* EXERCISE PROMPT
Your task is to retype every entry exactly, omitting nothing.

* RECORD EXTRACTS

== Segment start ==

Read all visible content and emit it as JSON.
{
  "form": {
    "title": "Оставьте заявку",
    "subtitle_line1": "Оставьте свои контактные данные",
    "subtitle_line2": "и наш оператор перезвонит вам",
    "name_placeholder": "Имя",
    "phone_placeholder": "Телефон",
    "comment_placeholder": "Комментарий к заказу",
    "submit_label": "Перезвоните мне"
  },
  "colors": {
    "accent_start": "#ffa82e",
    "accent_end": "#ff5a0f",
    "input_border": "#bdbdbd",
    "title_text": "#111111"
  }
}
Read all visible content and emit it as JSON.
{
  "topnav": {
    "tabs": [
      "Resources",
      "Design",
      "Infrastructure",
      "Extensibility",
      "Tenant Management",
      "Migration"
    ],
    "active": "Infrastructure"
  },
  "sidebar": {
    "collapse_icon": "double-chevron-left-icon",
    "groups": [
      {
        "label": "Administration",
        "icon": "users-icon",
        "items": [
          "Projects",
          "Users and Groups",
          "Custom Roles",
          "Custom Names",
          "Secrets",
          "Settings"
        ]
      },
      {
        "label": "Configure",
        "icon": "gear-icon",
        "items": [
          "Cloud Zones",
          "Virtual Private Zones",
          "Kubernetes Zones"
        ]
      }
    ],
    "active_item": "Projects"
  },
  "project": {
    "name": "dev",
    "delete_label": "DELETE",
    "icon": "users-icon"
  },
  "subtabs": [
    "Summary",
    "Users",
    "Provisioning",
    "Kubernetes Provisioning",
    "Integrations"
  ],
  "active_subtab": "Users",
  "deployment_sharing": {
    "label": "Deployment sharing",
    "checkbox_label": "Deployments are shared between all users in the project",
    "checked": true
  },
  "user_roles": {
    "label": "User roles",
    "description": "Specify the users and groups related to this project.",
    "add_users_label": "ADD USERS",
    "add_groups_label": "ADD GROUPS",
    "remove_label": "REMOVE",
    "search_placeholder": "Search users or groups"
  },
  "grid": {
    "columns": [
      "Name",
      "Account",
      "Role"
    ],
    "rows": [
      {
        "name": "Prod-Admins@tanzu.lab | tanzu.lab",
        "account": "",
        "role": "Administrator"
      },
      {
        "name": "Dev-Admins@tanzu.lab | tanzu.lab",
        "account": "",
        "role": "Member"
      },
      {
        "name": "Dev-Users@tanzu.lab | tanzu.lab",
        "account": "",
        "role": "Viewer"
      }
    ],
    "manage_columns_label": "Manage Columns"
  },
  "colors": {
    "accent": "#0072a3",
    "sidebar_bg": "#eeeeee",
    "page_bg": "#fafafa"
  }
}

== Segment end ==

* TASK RESPONSE
Read all visible content and emit it as JSON.
{
  "form": {
    "title": "Оставьте заявку",
    "subtitle_line1": "Оставьте свои контактные данные",
    "subtitle_line2": "и наш оператор перезвонит вам",
    "name_placeholder": "Имя",
    "phone_placeholder": "Телефон",
    "comment_placeholder": "Комментарий к заказу",
    "submit_label": "Перезвоните мне"
  },
  "colors": {
    "accent_start": "#ffa82e",
    "accent_end": "#ff5a0f",
    "input_border": "#bdbdbd",
    "title_text": "#111111"
  }
}
Read all visible content and emit it as JSON.
{
  "topnav": {
    "tabs": [
      "Resources",
      "Design",
      "Infrastructure",
      "Extensibility",
      "Tenant Management",
      "Migration"
    ],
    "active": "Infrastructure"
  },
  "sidebar": {
    "collapse_icon": "double-chevron-left-icon",
    "groups": [
      {
        "label": "Administration",
        "icon": "users-icon",
        "items": [
          "Projects",
          "Users and Groups",
          "Custom Roles",
          "Custom Names",
          "Secrets",
          "Settings"
        ]
      },
      {
        "label": "Configure",
        "icon": "gear-icon",
        "items": [
          "Cloud Zones",
          "Virtual Private Zones",
          "Kubernetes Zones"
        ]
      }
    ],
    "active_item": "Projects"
  },
  "project": {
    "name": "dev",
    "delete_label": "DELETE",
    "icon": "users-icon"
  },
  "subtabs": [
    "Summary",
    "Users",
    "Provisioning",
    "Kubernetes Provisioning",
    "Integrations"
  ],
  "active_subtab": "Users",
  "deployment_sharing": {
    "label": "Deployment sharing",
    "checkbox_label": "Deployments are shared between all users in the project",
    "checked": true
  },
  "user_roles": {
    "label": "User roles",
    "description": "Specify the users and groups related to this project.",
    "add_users_label": "ADD USERS",
    "add_groups_label": "ADD GROUPS",
    "remove_label": "REMOVE",
    "search_placeholder": "Search users or groups"
  },
  "grid": {
    "columns": [
      "Name",
      "Account",
      "Role"
    ],
    "rows": [
      {
        "name": "Prod-Admins@tanzu.lab | tanzu.lab",
        "account": "",
        "role": "Administrator"
      },
      {
        "name": "Dev-Admins@tanzu.lab | tanzu.lab",
        "account": "",
        "role": "Member"
      },
      {
        "name": "Dev-Users@tanzu.lab | tanzu.lab",
        "account": "",
        "role": "Viewer"
      }
    ],
    "manage_columns_label": "Manage Columns"
  },
  "colors": {
    "accent": "#0072a3",
    "sidebar_bg": "#eeeeee",
    "page_bg": "#fafafa"
  }
}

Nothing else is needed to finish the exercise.